What is being asked: Could you retype all of the data below exactly as given?

Excerpts from an interface dataset:
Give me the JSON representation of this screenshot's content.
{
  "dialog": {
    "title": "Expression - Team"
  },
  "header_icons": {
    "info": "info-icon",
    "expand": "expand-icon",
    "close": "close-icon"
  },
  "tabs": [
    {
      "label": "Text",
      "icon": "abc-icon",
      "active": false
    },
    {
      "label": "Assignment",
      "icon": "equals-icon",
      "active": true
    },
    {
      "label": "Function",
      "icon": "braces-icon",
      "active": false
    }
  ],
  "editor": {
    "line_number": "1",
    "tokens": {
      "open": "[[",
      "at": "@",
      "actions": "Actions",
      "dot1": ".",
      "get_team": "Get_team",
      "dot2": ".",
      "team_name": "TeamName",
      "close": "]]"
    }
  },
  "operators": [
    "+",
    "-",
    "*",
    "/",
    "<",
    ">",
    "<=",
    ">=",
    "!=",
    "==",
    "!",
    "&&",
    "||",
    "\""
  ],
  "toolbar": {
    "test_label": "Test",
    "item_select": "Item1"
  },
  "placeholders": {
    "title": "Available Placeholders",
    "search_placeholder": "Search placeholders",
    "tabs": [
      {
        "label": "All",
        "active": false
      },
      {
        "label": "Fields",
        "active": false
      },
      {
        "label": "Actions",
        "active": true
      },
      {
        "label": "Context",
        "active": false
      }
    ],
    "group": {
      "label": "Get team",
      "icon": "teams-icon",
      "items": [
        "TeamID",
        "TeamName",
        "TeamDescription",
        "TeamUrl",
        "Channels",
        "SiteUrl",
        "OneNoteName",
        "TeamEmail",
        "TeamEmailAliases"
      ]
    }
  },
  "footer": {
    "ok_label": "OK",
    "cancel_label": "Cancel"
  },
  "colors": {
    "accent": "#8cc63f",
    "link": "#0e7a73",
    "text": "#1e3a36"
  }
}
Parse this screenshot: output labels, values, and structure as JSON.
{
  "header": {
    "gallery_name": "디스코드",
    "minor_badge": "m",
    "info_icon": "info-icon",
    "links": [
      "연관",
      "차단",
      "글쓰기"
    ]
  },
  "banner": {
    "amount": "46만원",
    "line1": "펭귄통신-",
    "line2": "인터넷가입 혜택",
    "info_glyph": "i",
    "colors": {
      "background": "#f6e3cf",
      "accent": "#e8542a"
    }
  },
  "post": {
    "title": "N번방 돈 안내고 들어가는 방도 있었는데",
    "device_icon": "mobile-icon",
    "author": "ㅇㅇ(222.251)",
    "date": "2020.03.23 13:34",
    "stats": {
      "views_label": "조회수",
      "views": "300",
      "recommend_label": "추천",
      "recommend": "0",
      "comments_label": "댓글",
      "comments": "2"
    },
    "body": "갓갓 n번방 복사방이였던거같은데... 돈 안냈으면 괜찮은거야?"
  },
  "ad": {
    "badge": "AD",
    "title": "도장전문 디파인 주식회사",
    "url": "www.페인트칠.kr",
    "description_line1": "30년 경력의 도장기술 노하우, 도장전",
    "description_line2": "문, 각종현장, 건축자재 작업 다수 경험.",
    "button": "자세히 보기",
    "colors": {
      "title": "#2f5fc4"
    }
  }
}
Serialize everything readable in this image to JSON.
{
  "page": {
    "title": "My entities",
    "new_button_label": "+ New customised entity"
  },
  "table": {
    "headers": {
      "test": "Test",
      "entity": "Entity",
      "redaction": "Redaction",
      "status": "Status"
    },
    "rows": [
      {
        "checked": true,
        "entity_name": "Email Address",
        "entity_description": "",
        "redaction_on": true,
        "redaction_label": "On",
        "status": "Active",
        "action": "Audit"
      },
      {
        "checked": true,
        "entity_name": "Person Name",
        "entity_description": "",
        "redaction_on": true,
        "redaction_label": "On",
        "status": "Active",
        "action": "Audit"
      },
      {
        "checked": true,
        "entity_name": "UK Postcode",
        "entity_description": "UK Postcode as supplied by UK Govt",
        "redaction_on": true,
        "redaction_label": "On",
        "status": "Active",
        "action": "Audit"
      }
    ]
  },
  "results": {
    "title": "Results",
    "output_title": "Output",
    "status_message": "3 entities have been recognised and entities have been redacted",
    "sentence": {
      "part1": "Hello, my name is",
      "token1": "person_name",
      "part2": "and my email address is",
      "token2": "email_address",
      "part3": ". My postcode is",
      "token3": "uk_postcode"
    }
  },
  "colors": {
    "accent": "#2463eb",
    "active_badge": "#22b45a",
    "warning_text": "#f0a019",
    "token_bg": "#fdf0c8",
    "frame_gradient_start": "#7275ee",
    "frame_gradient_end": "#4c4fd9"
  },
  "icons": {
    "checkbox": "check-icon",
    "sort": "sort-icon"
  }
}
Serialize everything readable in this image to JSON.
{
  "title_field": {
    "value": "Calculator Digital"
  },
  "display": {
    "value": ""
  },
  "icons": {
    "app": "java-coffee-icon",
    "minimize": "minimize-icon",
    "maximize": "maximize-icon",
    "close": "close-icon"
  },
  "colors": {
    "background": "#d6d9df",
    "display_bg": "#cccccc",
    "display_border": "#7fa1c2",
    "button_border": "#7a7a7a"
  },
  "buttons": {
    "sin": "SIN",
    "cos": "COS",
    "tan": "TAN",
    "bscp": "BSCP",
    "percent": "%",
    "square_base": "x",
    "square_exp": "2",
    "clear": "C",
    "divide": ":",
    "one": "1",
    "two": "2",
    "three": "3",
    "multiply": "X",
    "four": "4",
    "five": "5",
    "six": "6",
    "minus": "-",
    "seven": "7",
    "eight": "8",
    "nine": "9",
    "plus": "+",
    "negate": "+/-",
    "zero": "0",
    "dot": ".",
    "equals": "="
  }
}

Answer section:
Give me the JSON representation of this screenshot's content.
{
  "dialog": {
    "title": "Expression - Team"
  },
  "header_icons": {
    "info": "info-icon",
    "expand": "expand-icon",
    "close": "close-icon"
  },
  "tabs": [
    {
      "label": "Text",
      "icon": "abc-icon",
      "active": false
    },
    {
      "label": "Assignment",
      "icon": "equals-icon",
      "active": true
    },
    {
      "label": "Function",
      "icon": "braces-icon",
      "active": false
    }
  ],
  "editor": {
    "line_number": "1",
    "tokens": {
      "open": "[[",
      "at": "@",
      "actions": "Actions",
      "dot1": ".",
      "get_team": "Get_team",
      "dot2": ".",
      "team_name": "TeamName",
      "close": "]]"
    }
  },
  "operators": [
    "+",
    "-",
    "*",
    "/",
    "<",
    ">",
    "<=",
    ">=",
    "!=",
    "==",
    "!",
    "&&",
    "||",
    "\""
  ],
  "toolbar": {
    "test_label": "Test",
    "item_select": "Item1"
  },
  "placeholders": {
    "title": "Available Placeholders",
    "search_placeholder": "Search placeholders",
    "tabs": [
      {
        "label": "All",
        "active": false
      },
      {
        "label": "Fields",
        "active": false
      },
      {
        "label": "Actions",
        "active": true
      },
      {
        "label": "Context",
        "active": false
      }
    ],
    "group": {
      "label": "Get team",
      "icon": "teams-icon",
      "items": [
        "TeamID",
        "TeamName",
        "TeamDescription",
        "TeamUrl",
        "Channels",
        "SiteUrl",
        "OneNoteName",
        "TeamEmail",
        "TeamEmailAliases"
      ]
    }
  },
  "footer": {
    "ok_label": "OK",
    "cancel_label": "Cancel"
  },
  "colors": {
    "accent": "#8cc63f",
    "link": "#0e7a73",
    "text": "#1e3a36"
  }
}
Parse this screenshot: output labels, values, and structure as JSON.
{
  "header": {
    "gallery_name": "디스코드",
    "minor_badge": "m",
    "info_icon": "info-icon",
    "links": [
      "연관",
      "차단",
      "글쓰기"
    ]
  },
  "banner": {
    "amount": "46만원",
    "line1": "펭귄통신-",
    "line2": "인터넷가입 혜택",
    "info_glyph": "i",
    "colors": {
      "background": "#f6e3cf",
      "accent": "#e8542a"
    }
  },
  "post": {
    "title": "N번방 돈 안내고 들어가는 방도 있었는데",
    "device_icon": "mobile-icon",
    "author": "ㅇㅇ(222.251)",
    "date": "2020.03.23 13:34",
    "stats": {
      "views_label": "조회수",
      "views": "300",
      "recommend_label": "추천",
      "recommend": "0",
      "comments_label": "댓글",
      "comments": "2"
    },
    "body": "갓갓 n번방 복사방이였던거같은데... 돈 안냈으면 괜찮은거야?"
  },
  "ad": {
    "badge": "AD",
    "title": "도장전문 디파인 주식회사",
    "url": "www.페인트칠.kr",
    "description_line1": "30년 경력의 도장기술 노하우, 도장전",
    "description_line2": "문, 각종현장, 건축자재 작업 다수 경험.",
    "button": "자세히 보기",
    "colors": {
      "title": "#2f5fc4"
    }
  }
}
Serialize everything readable in this image to JSON.
{
  "page": {
    "title": "My entities",
    "new_button_label": "+ New customised entity"
  },
  "table": {
    "headers": {
      "test": "Test",
      "entity": "Entity",
      "redaction": "Redaction",
      "status": "Status"
    },
    "rows": [
      {
        "checked": true,
        "entity_name": "Email Address",
        "entity_description": "",
        "redaction_on": true,
        "redaction_label": "On",
        "status": "Active",
        "action": "Audit"
      },
      {
        "checked": true,
        "entity_name": "Person Name",
        "entity_description": "",
        "redaction_on": true,
        "redaction_label": "On",
        "status": "Active",
        "action": "Audit"
      },
      {
        "checked": true,
        "entity_name": "UK Postcode",
        "entity_description": "UK Postcode as supplied by UK Govt",
        "redaction_on": true,
        "redaction_label": "On",
        "status": "Active",
        "action": "Audit"
      }
    ]
  },
  "results": {
    "title": "Results",
    "output_title": "Output",
    "status_message": "3 entities have been recognised and entities have been redacted",
    "sentence": {
      "part1": "Hello, my name is",
      "token1": "person_name",
      "part2": "and my email address is",
      "token2": "email_address",
      "part3": ". My postcode is",
      "token3": "uk_postcode"
    }
  },
  "colors": {
    "accent": "#2463eb",
    "active_badge": "#22b45a",
    "warning_text": "#f0a019",
    "token_bg": "#fdf0c8",
    "frame_gradient_start": "#7275ee",
    "frame_gradient_end": "#4c4fd9"
  },
  "icons": {
    "checkbox": "check-icon",
    "sort": "sort-icon"
  }
}
Serialize everything readable in this image to JSON.
{
  "title_field": {
    "value": "Calculator Digital"
  },
  "display": {
    "value": ""
  },
  "icons": {
    "app": "java-coffee-icon",
    "minimize": "minimize-icon",
    "maximize": "maximize-icon",
    "close": "close-icon"
  },
  "colors": {
    "background": "#d6d9df",
    "display_bg": "#cccccc",
    "display_border": "#7fa1c2",
    "button_border": "#7a7a7a"
  },
  "buttons": {
    "sin": "SIN",
    "cos": "COS",
    "tan": "TAN",
    "bscp": "BSCP",
    "percent": "%",
    "square_base": "x",
    "square_exp": "2",
    "clear": "C",
    "divide": ":",
    "one": "1",
    "two": "2",
    "three": "3",
    "multiply": "X",
    "four": "4",
    "five": "5",
    "six": "6",
    "minus": "-",
    "seven": "7",
    "eight": "8",
    "nine": "9",
    "plus": "+",
    "negate": "+/-",
    "zero": "0",
    "dot": ".",
    "equals": "="
  }
}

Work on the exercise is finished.